First, we adopted the critical thinking module from the Collegiate Assessment of Academic Proficiency (CAAP) in order to gauge the reasoning skills among students who were exposed to PBL versus critical thinking skills of students who were not exposed to PBL. In addition, we developed three assessment tools here at Samford University: (1) The Student Attitudes and Activities Assessment (SAAA), (2) The Instructional Landscape Survey (ILS), and (3) The End of Course Evaluation (ECE). The SAAA and ECE were designed to determine the effectiveness of PBL at the university, college, and course levels. The ILS was developed to depict the current state of our university's instructional landscape; in other words, we wanted to determine the range of instructional activities Samford faculty members use in their classrooms. The SAAA and ECE are examples of indirect assessment measures that examine perceptions rather than directly address learning. The CAAP critical thinking module is an example [End Page 316] of a direct assessment method designed to gauge the development of undergraduates' reasoning abilities. From these beginning assessments, we believe PBL is having a positive impact upon our undergraduates and we expect to design future assessment efforts to supplement our current efforts.
Critical Thinking Module of the Collegiate Assessment of Academic Proficiency (CAAP)
The Collegiate Assessment of Academic Proficiency (CAAP) is a standardized instrument that consists of four passages that are representative of the kind of issues commonly found in a college curriculum. Each passage presents one or more general arguments and uses a variety of formats, including case studies, debates, dialogues, overlapping positions, statistical arguments, experimental results, or editorials. This module was designed to assess gains in critical thinking that occur among students during the first two years of college. The critical thinking module is used to measure a student's ability to clarify, analyze, evaluate, and extend arguments.
Fall 1998 and Spring 1999. The 32 item, 40 minute, multiple-choice critical thinking module was administered by the Office of Institutional Research to entering freshmen at the beginning of the fall 1998 semester and at the end of the spring 1999 semester. These entering freshmen were enrolled in yearlong general education course sequences (i.e., Cultural Perspectives and Communication Arts) that are required of all entering freshmen. We were able to get all of the students in Communication Arts and Cultural Perspectives to complete this assessment because their participation was required in order to receive a grade for the course. During this initial implementation, no significant differences in critical thinking test scores emerged between PBL and non-PBL students. [End Page 317]
Fall 1999. The Office of Institutional Research also administered the critical thinking module to entering freshmen enrolled in PBL and non-PBL sections of Communication Arts during the fall 1999 semester. Students were required to participate in order to receive their grades at the end of the fall semester. There were no PBL sections of Communication Arts offered in the 2000 spring semester. We needed, therefore, to re-administer the CAAP at the end of the fall semester rather than waiting until the end of the 2000 spring semester. Again, no significant differences in critical thinking emerged between PBL and non-PBL students.
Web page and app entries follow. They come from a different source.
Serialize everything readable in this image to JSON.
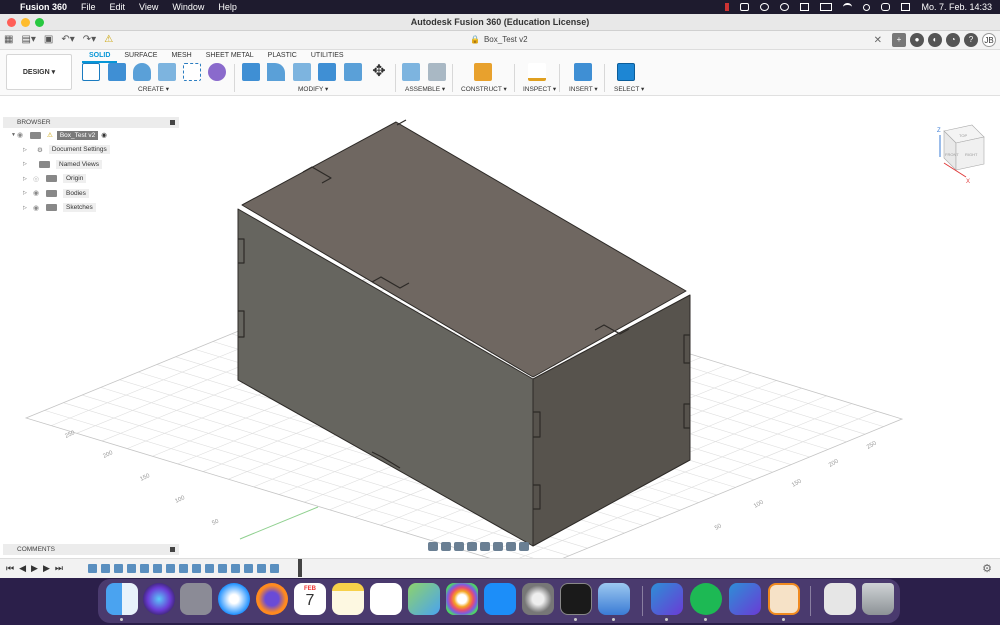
{
  "menubar": {
    "app": "Fusion 360",
    "items": [
      "File",
      "Edit",
      "View",
      "Window",
      "Help"
    ],
    "clock": "Mo. 7. Feb.  14:33"
  },
  "window": {
    "title": "Autodesk Fusion 360 (Education License)",
    "doc_tab": "Box_Test v2"
  },
  "user_initials": "JB",
  "ribbon": {
    "workspace": "DESIGN",
    "tabs": [
      "SOLID",
      "SURFACE",
      "MESH",
      "SHEET METAL",
      "PLASTIC",
      "UTILITIES"
    ],
    "active_tab": "SOLID",
    "groups": [
      "CREATE",
      "MODIFY",
      "ASSEMBLE",
      "CONSTRUCT",
      "INSPECT",
      "INSERT",
      "SELECT"
    ]
  },
  "browser": {
    "title": "BROWSER",
    "root": "Box_Test v2",
    "items": [
      "Document Settings",
      "Named Views",
      "Origin",
      "Bodies",
      "Sketches"
    ]
  },
  "comments": {
    "title": "COMMENTS"
  },
  "viewcube": {
    "faces": [
      "TOP",
      "FRONT",
      "RIGHT"
    ],
    "axes": [
      "Z",
      "X"
    ]
  },
  "grid_labels": {
    "left": [
      "250",
      "200",
      "150",
      "100",
      "50"
    ],
    "right": [
      "250",
      "200",
      "150",
      "100",
      "50"
    ]
  },
  "dock": {
    "calendar_month": "FEB",
    "calendar_day": "7"
  },
  "colors": {
    "accent": "#0696d7",
    "box_top": "#6f6761",
    "box_front": "#66655f",
    "box_side": "#57534d"
  }
}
Student Attitudes and Activities Assessment (SAAA)
Another measure developed by the Samford PBL Initiative, with the assistance of our external assessor Dr. Elizabeth A...